• **To do**
Make the copy match the entries below exactly, with no pictures carried over.

=== Material for this task ===

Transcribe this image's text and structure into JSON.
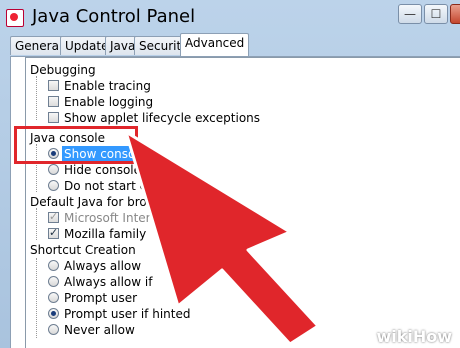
{
  "window": {
    "title": "Java Control Panel",
    "min": "—",
    "max": "☐",
    "close": "✕"
  },
  "tabs": [
    "General",
    "Update",
    "Java",
    "Security",
    "Advanced"
  ],
  "tree": {
    "debugging": {
      "heading": "Debugging",
      "items": [
        {
          "label": "Enable tracing",
          "checked": false
        },
        {
          "label": "Enable logging",
          "checked": false
        },
        {
          "label": "Show applet lifecycle exceptions",
          "checked": false
        }
      ]
    },
    "java_console": {
      "heading": "Java console",
      "items": [
        {
          "label": "Show console",
          "selected": true
        },
        {
          "label": "Hide console",
          "selected": false
        },
        {
          "label": "Do not start co",
          "selected": false
        }
      ]
    },
    "default_java": {
      "heading": "Default Java for brow",
      "items": [
        {
          "label": "Microsoft Intern",
          "checked": true,
          "disabled": true
        },
        {
          "label": "Mozilla family",
          "checked": true,
          "disabled": false
        }
      ]
    },
    "shortcut": {
      "heading": "Shortcut Creation",
      "items": [
        {
          "label": "Always allow",
          "selected": false
        },
        {
          "label": "Always allow if",
          "selected": false
        },
        {
          "label": "Prompt user",
          "selected": false
        },
        {
          "label": "Prompt user if hinted",
          "selected": true
        },
        {
          "label": "Never allow",
          "selected": false
        }
      ]
    }
  },
  "watermark": {
    "wiki": "wiki",
    "how": "How"
  },
  "colors": {
    "arrow": "#e0262b",
    "highlight": "#3399ff"
  }
}
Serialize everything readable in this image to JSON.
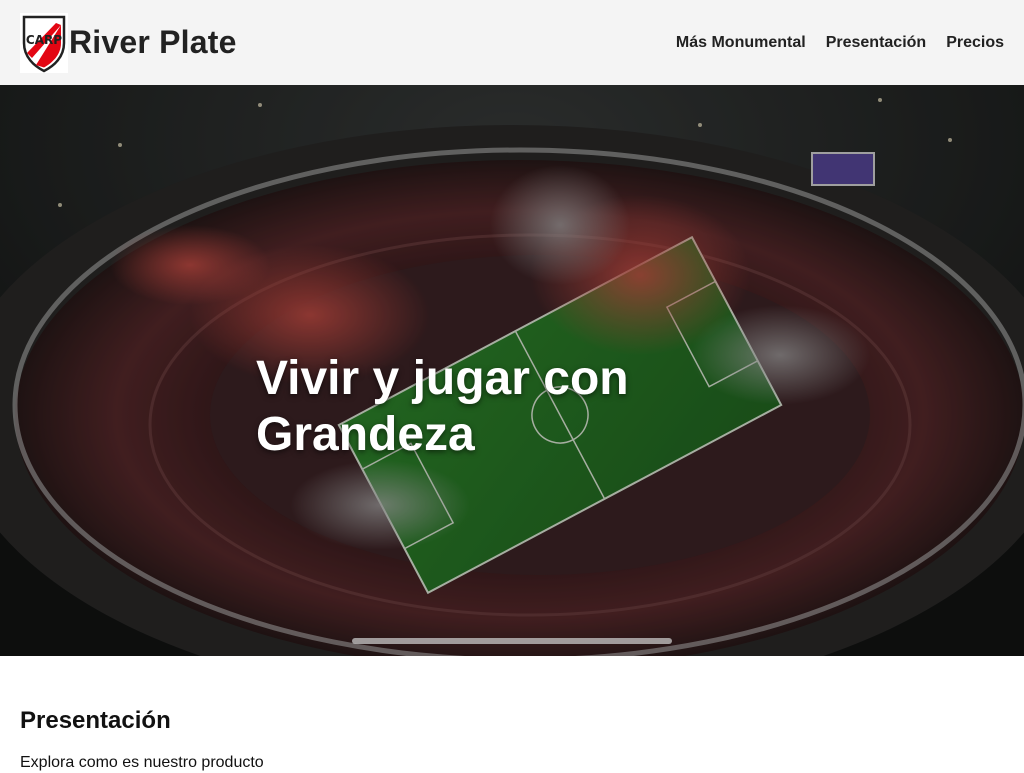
{
  "brand": {
    "name": "River Plate",
    "logo_icon": "river-plate-crest-icon"
  },
  "nav": {
    "items": [
      {
        "label": "Más Monumental"
      },
      {
        "label": "Presentación"
      },
      {
        "label": "Precios"
      }
    ]
  },
  "hero": {
    "title_line1": "Vivir y jugar con",
    "title_line2": "Grandeza",
    "image": "stadium-aerial-night-photo"
  },
  "section": {
    "title": "Presentación",
    "text": "Explora como es nuestro producto"
  },
  "colors": {
    "header_bg": "#f4f4f4",
    "text_dark": "#222222",
    "crest_red": "#e30613",
    "pitch_green": "#2f7a2c"
  }
}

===

• **Answer to the problem**
Transcribe this image's text and structure into JSON.
{
  "window": {
    "title": "Java Control Panel",
    "min": "—",
    "max": "☐",
    "close": "✕"
  },
  "tabs": [
    "General",
    "Update",
    "Java",
    "Security",
    "Advanced"
  ],
  "tree": {
    "debugging": {
      "heading": "Debugging",
      "items": [
        {
          "label": "Enable tracing",
          "checked": false
        },
        {
          "label": "Enable logging",
          "checked": false
        },
        {
          "label": "Show applet lifecycle exceptions",
          "checked": false
        }
      ]
    },
    "java_console": {
      "heading": "Java console",
      "items": [
        {
          "label": "Show console",
          "selected": true
        },
        {
          "label": "Hide console",
          "selected": false
        },
        {
          "label": "Do not start co",
          "selected": false
        }
      ]
    },
    "default_java": {
      "heading": "Default Java for brow",
      "items": [
        {
          "label": "Microsoft Intern",
          "checked": true,
          "disabled": true
        },
        {
          "label": "Mozilla family",
          "checked": true,
          "disabled": false
        }
      ]
    },
    "shortcut": {
      "heading": "Shortcut Creation",
      "items": [
        {
          "label": "Always allow",
          "selected": false
        },
        {
          "label": "Always allow if",
          "selected": false
        },
        {
          "label": "Prompt user",
          "selected": false
        },
        {
          "label": "Prompt user if hinted",
          "selected": true
        },
        {
          "label": "Never allow",
          "selected": false
        }
      ]
    }
  },
  "watermark": {
    "wiki": "wiki",
    "how": "How"
  },
  "colors": {
    "arrow": "#e0262b",
    "highlight": "#3399ff"
  }
}
Serialize everything readable in this image to JSON.
{
  "brand": {
    "name": "River Plate",
    "logo_icon": "river-plate-crest-icon"
  },
  "nav": {
    "items": [
      {
        "label": "Más Monumental"
      },
      {
        "label": "Presentación"
      },
      {
        "label": "Precios"
      }
    ]
  },
  "hero": {
    "title_line1": "Vivir y jugar con",
    "title_line2": "Grandeza",
    "image": "stadium-aerial-night-photo"
  },
  "section": {
    "title": "Presentación",
    "text": "Explora como es nuestro producto"
  },
  "colors": {
    "header_bg": "#f4f4f4",
    "text_dark": "#222222",
    "crest_red": "#e30613",
    "pitch_green": "#2f7a2c"
  }
}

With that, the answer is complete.